But Banksy could never guess what Guetta would take from this. He put all of his money into building a giant studio, and hiring a team of designers and illustrators to produce prints in mass quantities. The result was a bank of copies of the street art predecessors' work he had followed so long, hackneyed images of pop icons as Marilyn Monroe, Warhol's Campbell's soup as a spray paint can, or Elvis Presley playing a toy gun. He skipped cutting his teeth on the streets or even honing his craft under an institution. Instead, Guetta, who had been given for years the secrets of the artists who entrusted them with their craft, co-opted their body of work into his own factory.

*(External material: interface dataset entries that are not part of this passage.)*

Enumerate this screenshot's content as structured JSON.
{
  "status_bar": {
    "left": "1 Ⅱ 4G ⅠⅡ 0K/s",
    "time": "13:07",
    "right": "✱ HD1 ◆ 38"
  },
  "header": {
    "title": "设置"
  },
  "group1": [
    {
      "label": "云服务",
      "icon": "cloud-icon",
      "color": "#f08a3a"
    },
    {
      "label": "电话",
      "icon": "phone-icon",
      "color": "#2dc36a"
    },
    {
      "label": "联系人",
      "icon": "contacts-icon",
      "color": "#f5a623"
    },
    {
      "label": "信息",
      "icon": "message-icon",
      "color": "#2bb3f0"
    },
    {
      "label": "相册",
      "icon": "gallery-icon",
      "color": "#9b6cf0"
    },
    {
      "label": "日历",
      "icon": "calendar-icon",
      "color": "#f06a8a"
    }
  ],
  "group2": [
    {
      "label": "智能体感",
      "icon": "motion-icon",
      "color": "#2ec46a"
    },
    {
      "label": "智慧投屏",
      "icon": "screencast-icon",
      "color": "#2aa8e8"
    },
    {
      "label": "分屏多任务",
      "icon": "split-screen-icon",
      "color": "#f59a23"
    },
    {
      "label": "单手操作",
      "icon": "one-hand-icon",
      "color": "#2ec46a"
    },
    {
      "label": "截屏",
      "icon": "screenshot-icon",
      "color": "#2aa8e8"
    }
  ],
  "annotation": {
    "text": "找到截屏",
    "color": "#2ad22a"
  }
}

But whereas Andy Warhol painted famous icons till they were meaningless, but still iconic, Guetta's new nom de plume, Mister Brainwash painted icons to the point where he "really made them meaningless," said Banksy.

Guetta booked an enormous, beautiful warehouse in L.A. with the goal of rivaling Banksy's own California debut "Barely Legal" (which featured a head-to-toe painted elephant and Brangelina buying out the house). But he had no idea how to put together a show. He hired more and more people to eventually bring his vision to life, and focused on the one thing he knew, PR. He asked Fairey to blog about the show and asked for a quote from Banksy, who provided it, thinking it'd do no harm. Guetta blew up the quote onto a billboard, and suddenly the city started paying attention to this unknown artist who was broadcasting Banksy's endorsement. His show earned the cover of the L.A. Weekly, leading to the an insanely well-attended opening that sold over $1 million in a week.

One can't help but cringe as Guetta carelessly assigns high prices onscreen to the manufactured art or compares himself to the likes of Banksy or Damien Hirst. Nothing leads to an art market crash faster than over-inflated prices, but then again, can you blame the artist? Mister Brainwash is fully on board with the film, and not coincidentally because of his latest New York show, where he's selling portraits for the likes of $200K to people who are buying on a gamble, and a very risky one at that.

What justifies another documentary about street art ten years after the movement broke, besides the Banksy name? Would there have been an easier way to out the fraud? Of course. But what do you do when you're Banksy? You one-up everyone. You turn the camera around, the camera that had taken advantage of your trust. With a title that pokes fun at the commercialization of art, can Banksy's new work ground us once again to feel the spirit of an art movement that takes on such exponential meaning in its natural habitat? One would assume that Banky's next move, to turn upside down the money and the hype of the movement, would be to focus more of the gallery work back onto the streets. But if we know Banksy, who is always two steps ahead of the game, it will be something well beyond this. Exit Through the Gift Shop is a must see to understand where our cultural affinities are headed and how we can steer them in the right direction.

Click through below to see exclusive images from the film featuring Banksy, Shepard Fairey, Space Invader, and Mister Brainwash. Exit Through the Gift Shop opens in select cities April 16.

YOU MAY LIKE